Work item: Take the data and return it in full. Change nothing.
====
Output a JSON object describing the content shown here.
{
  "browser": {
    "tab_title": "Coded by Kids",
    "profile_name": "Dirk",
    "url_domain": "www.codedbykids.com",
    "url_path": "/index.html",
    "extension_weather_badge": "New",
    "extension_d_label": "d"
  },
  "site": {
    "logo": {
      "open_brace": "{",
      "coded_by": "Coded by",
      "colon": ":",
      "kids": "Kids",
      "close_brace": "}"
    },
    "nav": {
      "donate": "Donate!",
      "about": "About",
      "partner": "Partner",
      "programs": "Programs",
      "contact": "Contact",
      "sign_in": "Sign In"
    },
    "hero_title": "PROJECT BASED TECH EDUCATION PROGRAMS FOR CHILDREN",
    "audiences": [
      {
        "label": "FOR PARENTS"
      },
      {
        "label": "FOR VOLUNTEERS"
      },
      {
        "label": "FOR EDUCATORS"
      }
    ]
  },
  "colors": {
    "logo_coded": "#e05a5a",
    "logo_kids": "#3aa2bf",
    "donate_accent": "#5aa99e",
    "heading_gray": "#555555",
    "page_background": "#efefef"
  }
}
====
Response for this exercise:
Output a JSON object describing the content shown here.
{
  "browser": {
    "tab_title": "Coded by Kids",
    "profile_name": "Dirk",
    "url_domain": "www.codedbykids.com",
    "url_path": "/index.html",
    "extension_weather_badge": "New",
    "extension_d_label": "d"
  },
  "site": {
    "logo": {
      "open_brace": "{",
      "coded_by": "Coded by",
      "colon": ":",
      "kids": "Kids",
      "close_brace": "}"
    },
    "nav": {
      "donate": "Donate!",
      "about": "About",
      "partner": "Partner",
      "programs": "Programs",
      "contact": "Contact",
      "sign_in": "Sign In"
    },
    "hero_title": "PROJECT BASED TECH EDUCATION PROGRAMS FOR CHILDREN",
    "audiences": [
      {
        "label": "FOR PARENTS"
      },
      {
        "label": "FOR VOLUNTEERS"
      },
      {
        "label": "FOR EDUCATORS"
      }
    ]
  },
  "colors": {
    "logo_coded": "#e05a5a",
    "logo_kids": "#3aa2bf",
    "donate_accent": "#5aa99e",
    "heading_gray": "#555555",
    "page_background": "#efefef"
  }
}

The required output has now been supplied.